<<<<

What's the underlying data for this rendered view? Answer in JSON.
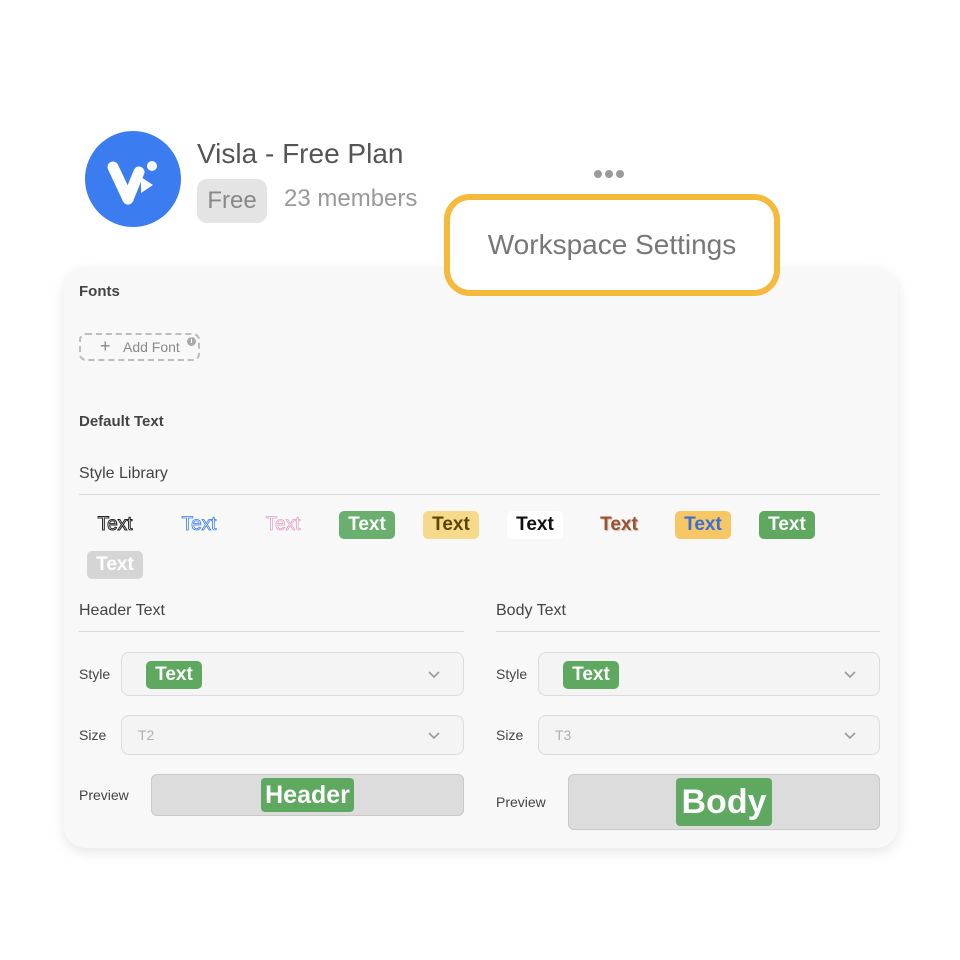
{
  "workspace": {
    "name": "Visla - Free Plan",
    "plan_badge": "Free",
    "members": "23 members",
    "more_icon": "ellipsis-icon",
    "settings_button": "Workspace Settings",
    "brand_color": "#3b7df0",
    "highlight_color": "#f5b93b"
  },
  "fonts": {
    "title": "Fonts",
    "add_font_label": "Add Font",
    "add_icon": "plus-icon",
    "info_icon": "info-icon"
  },
  "default_text": {
    "title": "Default Text",
    "style_library_label": "Style Library",
    "styles": [
      "Text",
      "Text",
      "Text",
      "Text",
      "Text",
      "Text",
      "Text",
      "Text",
      "Text",
      "Text"
    ]
  },
  "header_text": {
    "title": "Header Text",
    "style_label": "Style",
    "style_value": "Text",
    "size_label": "Size",
    "size_value": "T2",
    "preview_label": "Preview",
    "preview_value": "Header"
  },
  "body_text": {
    "title": "Body Text",
    "style_label": "Style",
    "style_value": "Text",
    "size_label": "Size",
    "size_value": "T3",
    "preview_label": "Preview",
    "preview_value": "Body"
  }
}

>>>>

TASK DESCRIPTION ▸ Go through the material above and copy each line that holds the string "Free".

TASK ANSWER ▸
    "name": "Visla - Free Plan",
    "plan_badge": "Free",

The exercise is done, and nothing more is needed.